Thinking for ourselves

By Shea Howell

Lessons for our children

December 19, 2015

shea25The Detroit Journalism Cooperative (DJC) and WDET were clearly shaken by the disruption of their media celebration of the Detroit Bankruptcy. On December 15 they posted their perspective on the meeting under the heading “Detroit: We won’t move forward unless we learn to listen.”

The article that follows this headline demonstrates that DJC and WDET were not shaken enough to question their own assumptions. They have no idea how much they have lost any claim to moral legitimacy in the city.

After a brief introduction they explain they “set out to host an ambitious public broadcast that would reflect on the state of the city.” Then they defensively stress how their coverage provided both data and “diverse perspectives” and conclude they “could have done better at incorporating this work into the program. “ Their reason for not doing so, they say, was because the format they chose was “designed for broadcast on both radio and television” and “did not lend itself well to in-person engagement.”

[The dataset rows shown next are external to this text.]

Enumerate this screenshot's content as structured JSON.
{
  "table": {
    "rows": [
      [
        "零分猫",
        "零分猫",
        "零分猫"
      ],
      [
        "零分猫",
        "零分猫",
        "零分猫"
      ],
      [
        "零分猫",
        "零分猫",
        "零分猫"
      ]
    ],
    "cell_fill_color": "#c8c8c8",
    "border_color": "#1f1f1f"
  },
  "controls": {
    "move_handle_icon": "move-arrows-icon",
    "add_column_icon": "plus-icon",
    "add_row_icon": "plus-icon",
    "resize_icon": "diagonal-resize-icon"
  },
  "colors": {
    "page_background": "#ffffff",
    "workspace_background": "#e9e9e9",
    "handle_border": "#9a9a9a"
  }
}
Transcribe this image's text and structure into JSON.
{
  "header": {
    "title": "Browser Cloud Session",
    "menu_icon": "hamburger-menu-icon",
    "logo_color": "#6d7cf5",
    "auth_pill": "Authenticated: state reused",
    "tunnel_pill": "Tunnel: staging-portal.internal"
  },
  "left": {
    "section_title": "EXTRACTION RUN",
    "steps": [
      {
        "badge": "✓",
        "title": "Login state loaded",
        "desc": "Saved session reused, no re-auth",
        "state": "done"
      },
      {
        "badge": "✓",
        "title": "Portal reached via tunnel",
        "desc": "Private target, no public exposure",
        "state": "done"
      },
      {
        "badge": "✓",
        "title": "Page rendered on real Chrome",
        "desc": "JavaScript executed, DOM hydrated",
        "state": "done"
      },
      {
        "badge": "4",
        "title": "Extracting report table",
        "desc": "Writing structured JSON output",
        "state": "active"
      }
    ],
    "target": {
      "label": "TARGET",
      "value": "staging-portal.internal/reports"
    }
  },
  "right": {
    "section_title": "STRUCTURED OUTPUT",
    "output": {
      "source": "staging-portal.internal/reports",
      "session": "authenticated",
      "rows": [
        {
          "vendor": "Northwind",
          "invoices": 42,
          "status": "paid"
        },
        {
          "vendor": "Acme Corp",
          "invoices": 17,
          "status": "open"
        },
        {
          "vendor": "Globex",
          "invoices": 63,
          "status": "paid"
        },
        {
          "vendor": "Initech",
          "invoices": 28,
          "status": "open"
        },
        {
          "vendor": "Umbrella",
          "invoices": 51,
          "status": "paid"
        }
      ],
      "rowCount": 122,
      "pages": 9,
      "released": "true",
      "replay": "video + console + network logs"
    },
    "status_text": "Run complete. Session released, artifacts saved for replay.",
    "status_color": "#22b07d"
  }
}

This is simply not true. Their format was an effort to manage controversy. It anticipated most people who would share their perspective. Over the course of the last few years members of the DJC have become increasingly out of touch with the city and more and more insular. At times it seems the only perspective being broadcast on public radio, public television, and printed in the Detroit Free Press is that of Stephen Henderson, with an occasional comment from Nolan Finley. This is not exactly a wide range of views.

The call to “civility” is empty when you have been silent in the face of assault and attack as most of the DJC has been.

Is it civil strip away democratic rights? Is it civil to allow a whole city to be poisoned? Is it civil to strip away the hard earned pensions of our elders? Is it civil to allow children to go to schools without basic plumbing? Is it civil to knock down people’s doors and forcefully evict them from their homes? Is it civil to allow banks to effectively red line the neighborhoods? Is it civil to allow a handful of people to amass property while evicting long term residents? Is it civil to allow the Mayor to appoint inexperienced cronies to head the water department? Is it civil to shut off water and claim there is no human right that is enforceable? Is it civil to evade an open discussion of what is happening to our children, our elders, our most vulnerable citizens?

Civilization, civic life, civil behavior demand we speak up against injustice. It demands that we not be silent in the face of barbaric acts. To speak the whole truth, not the convenient, polite, sanitized version of the powerful, is the most important lesson we can give our children.